Cayman Islands Geography

By | October 27, 2021

The three Cayman Islands, Grand Cayman, Little Cayman and Cayman Brac are located below Cuba and belong to an underground limestone mountain range protected by coral reefs Cuba extends to the Gulf of Honduras.

According to COLLEGETOPPICKS.COM, the Cayman Islands are a paradise for divers. Comparably beautiful Coral reef does not exist in the whole of the Caribbean. Especially at Seven Mile Beach on Grand Cayman you can reach the diving grounds after about 200 meters. But sport fishermen also get their money’s worth on the Cayman Islands. A unique biodiversity and the constant wandering of the schools of fish make every angler’s heart beat faster. Whether tuna, swordfish or fanfish – rare species can be pulled out of the water here.

The capital, George Town, is the cultural and economic center of the archipelago with 31,000 residents. Sights here include the bell tower, the Cayman Maritime and Treasure Museum and the Mc Kees Museum, which has numerous treasures from the shipwrecks of the 16th century.

The Cayman Islands used to be an exporter of turtles and clams.

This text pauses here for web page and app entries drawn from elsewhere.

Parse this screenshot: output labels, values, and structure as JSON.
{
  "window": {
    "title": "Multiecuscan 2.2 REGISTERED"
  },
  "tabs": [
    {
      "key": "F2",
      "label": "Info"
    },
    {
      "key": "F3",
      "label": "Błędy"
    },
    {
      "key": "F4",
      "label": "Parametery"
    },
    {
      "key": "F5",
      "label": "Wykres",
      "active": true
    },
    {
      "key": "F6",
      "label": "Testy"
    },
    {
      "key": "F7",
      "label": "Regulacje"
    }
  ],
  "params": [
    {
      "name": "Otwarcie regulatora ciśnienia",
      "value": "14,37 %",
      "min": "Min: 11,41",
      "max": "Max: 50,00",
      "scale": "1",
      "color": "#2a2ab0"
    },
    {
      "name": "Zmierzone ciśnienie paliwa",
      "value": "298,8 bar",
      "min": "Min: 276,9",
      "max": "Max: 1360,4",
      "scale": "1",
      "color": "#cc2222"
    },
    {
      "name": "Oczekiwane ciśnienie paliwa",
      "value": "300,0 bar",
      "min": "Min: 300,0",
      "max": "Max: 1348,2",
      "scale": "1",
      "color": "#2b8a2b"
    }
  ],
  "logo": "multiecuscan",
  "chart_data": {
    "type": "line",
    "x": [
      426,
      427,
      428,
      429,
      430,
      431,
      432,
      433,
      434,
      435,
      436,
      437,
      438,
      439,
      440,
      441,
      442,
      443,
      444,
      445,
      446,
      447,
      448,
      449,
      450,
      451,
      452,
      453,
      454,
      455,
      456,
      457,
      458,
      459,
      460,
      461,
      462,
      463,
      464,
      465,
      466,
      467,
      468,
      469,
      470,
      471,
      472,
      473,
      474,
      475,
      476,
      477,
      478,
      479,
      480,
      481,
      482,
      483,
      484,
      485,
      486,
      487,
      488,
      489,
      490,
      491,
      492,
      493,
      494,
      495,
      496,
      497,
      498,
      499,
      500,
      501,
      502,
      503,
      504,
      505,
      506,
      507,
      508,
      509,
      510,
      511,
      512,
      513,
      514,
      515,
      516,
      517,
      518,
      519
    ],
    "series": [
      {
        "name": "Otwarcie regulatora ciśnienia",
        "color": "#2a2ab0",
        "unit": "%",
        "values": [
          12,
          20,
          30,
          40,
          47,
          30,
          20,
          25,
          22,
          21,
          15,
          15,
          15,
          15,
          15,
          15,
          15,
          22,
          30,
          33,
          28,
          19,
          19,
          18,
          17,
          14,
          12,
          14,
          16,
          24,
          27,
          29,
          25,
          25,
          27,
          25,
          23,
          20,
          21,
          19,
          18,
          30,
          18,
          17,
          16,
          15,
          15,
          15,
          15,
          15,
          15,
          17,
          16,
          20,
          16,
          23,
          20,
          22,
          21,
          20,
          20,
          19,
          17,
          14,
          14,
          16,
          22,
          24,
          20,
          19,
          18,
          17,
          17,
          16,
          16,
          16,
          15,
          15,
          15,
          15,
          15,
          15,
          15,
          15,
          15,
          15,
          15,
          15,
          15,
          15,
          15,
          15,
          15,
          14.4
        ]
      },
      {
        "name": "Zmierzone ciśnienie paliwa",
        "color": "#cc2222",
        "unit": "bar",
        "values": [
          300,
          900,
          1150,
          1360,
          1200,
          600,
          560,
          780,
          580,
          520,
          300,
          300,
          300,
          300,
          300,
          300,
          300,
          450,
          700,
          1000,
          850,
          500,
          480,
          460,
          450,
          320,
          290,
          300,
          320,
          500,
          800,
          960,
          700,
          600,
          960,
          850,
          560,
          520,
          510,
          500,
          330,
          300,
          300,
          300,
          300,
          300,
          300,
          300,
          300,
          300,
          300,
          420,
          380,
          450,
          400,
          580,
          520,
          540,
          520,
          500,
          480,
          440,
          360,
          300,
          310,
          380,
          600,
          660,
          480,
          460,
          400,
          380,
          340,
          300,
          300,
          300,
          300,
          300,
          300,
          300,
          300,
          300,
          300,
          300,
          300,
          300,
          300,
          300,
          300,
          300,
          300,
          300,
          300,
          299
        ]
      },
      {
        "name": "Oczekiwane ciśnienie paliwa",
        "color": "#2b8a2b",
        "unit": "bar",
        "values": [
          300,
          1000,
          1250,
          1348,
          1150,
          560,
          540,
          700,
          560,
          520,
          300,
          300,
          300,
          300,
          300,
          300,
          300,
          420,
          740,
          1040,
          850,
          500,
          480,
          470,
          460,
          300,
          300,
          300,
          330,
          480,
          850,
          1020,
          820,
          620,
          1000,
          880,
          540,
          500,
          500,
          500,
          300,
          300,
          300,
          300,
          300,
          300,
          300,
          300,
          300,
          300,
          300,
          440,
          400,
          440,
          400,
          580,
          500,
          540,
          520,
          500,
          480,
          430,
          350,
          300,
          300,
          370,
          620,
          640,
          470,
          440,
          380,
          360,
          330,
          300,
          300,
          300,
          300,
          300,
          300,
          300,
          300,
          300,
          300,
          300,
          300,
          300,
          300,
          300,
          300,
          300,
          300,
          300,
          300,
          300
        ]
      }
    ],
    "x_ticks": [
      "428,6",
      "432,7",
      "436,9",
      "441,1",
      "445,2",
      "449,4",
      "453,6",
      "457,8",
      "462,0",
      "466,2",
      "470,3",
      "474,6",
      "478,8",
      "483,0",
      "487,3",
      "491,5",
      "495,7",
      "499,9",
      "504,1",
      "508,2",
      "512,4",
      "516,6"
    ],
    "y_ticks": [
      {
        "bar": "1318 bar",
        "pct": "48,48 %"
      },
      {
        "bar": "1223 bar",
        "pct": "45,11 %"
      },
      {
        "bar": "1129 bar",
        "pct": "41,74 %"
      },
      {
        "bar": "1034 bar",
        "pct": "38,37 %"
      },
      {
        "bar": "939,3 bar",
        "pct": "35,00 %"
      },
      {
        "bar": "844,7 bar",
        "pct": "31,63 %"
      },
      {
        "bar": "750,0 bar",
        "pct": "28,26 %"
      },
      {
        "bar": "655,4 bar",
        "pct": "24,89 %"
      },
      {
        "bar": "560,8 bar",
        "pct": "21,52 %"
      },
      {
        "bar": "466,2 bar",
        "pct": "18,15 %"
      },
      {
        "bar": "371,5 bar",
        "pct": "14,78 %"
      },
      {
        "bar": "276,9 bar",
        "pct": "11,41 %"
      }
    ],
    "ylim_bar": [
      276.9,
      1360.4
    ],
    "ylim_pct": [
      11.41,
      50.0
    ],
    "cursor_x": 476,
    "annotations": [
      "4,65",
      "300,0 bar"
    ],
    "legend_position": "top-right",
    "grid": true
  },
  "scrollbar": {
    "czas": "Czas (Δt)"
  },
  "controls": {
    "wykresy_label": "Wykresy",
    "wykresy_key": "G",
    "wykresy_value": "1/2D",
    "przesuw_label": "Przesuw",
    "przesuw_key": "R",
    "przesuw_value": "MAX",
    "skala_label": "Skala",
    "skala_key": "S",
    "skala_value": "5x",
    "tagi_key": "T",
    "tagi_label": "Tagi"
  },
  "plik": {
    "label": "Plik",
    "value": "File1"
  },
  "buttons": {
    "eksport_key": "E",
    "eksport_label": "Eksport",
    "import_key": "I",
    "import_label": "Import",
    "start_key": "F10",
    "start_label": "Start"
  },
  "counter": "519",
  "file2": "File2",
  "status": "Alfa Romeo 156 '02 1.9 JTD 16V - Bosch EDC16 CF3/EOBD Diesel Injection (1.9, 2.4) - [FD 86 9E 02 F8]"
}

Because turtles were placed under nature protection, this economic branch collapsed almost completely. But the Cayman Islands were able to save themselves from this economic crisis. Especially the capital George Town as one of the largest financial centers worldwide. This is due to the fact that most of the large banks have set up branches here or are active here. Due to the far-reaching tax exemption, the Cayman Islands are also known as a tax haven and are particularly known as a so-called numbered account country. Most of the people who invest their money here never see the islands. In response to international pressure, the Cayman Islands government had to conclude financial policy agreements with various countries. This is to eradicate the bad reputation as a tax haven.

Cayman Islands – key data

Area: 264 km²

Population: 51,384 (July 2011, CIA). Mixed ancestors 40%, whites 20%, blacks 20%, expatriates of different ethnic groups 20%.

Population density: 195 residents per km²

Population growth: 2.287% per year (2011, CIA)

Capital: George Town on Grand Cayman (30,570 residents, 2006)

Highest point: The Bluff (Cayman Brac), 43 m

Lowest point: Caribbean, 0 m

Form of government: The Cayman Islands have been one since 1962BritishCrown colony with internal self-administration. The constitution dates from 1959, the last amendment was made in 1994. The Legislative Council consists of 18 members, 15 of which are elected by direct election.

The British governor is responsible for security, foreign and defense policy. he is also the chairman of the executive council, which has seven members (three appointed by the governor and four members of the legislative council, who are chosen by the governor).

Head of Government: Prime Minister Alden McNee McLaughlin, Jr., since May 29, 2013

Head of State: British Queen Elizabeth II, represented by Governor Duncan Taylor since January 15, 2010

Language: The official language on the Cayman Islands is English. Also is patois spoken often, as well as Cuban and Central American Spanish dialects.

Religion: Mainly United Church (including Presbyterians and Congregational Church). In addition, Anglicans, Baptists, Church of God and other Protestant churches and Catholics.

Local time: CET -6 h. There is no change between summer and winter time on the Cayman Islands. The time difference to Central Europe is -6 h in winter and -7 h in summer.

International phone code: +1 (345)


Mains voltage: 110 V, 60 Hz. Since American flat plugs are often used, adapters are required.

Cayman Islands – Geography

The Cayman Islands are a British overseas territory, the territory of which is formed by three islands in the Caribbean Sea: Grand Cayman, Cayman Brac and Little Cayman. The Cayman Islands are 240 km south of Cuba and 268 km northwest of Jamaica and are located between Cuba and Central America. The geographic coordinates are 19 ° 30 north and 80 ° 30 west.

The Cayman Islands have an area of ​​262 square kilometers (7 square kilometers more than Saint Kitts and Nevis), the coastline is 160 km long and claims a 12 nautical mile zone, which is said to be part of the territory, as well as an exclusive 200 nautical miles fishing zone.

The islands represent the peaks of a mountain range lying under the sea, which runs from Cuba to the Gulf of Honduras. The eastern and western coast is protected by coral reefs.

The highest point is The Bluff, a 43 m high limestone cliff at the eastern end of eastern Cayman Brac.

The surface is characterized by mostly low-lying limestone, which is surrounded by coral reefs.

A major environmental problem is the lack of fresh water. The drinking water supply must be secured by collecting rainwater and seawater desalination.

Natural resources contain on the one hand fish stocks, on the other hand a climate and beaches which make tourism (the largest industry of the islands) possible. In 2005 it was estimated that only 3.85% of the surface of the Cayman Islands was used for agriculture. The tropical cyclones that can occur during the Atlantic hurricane season from July to November are a major natural hazard.

Traveling in Cayman Islands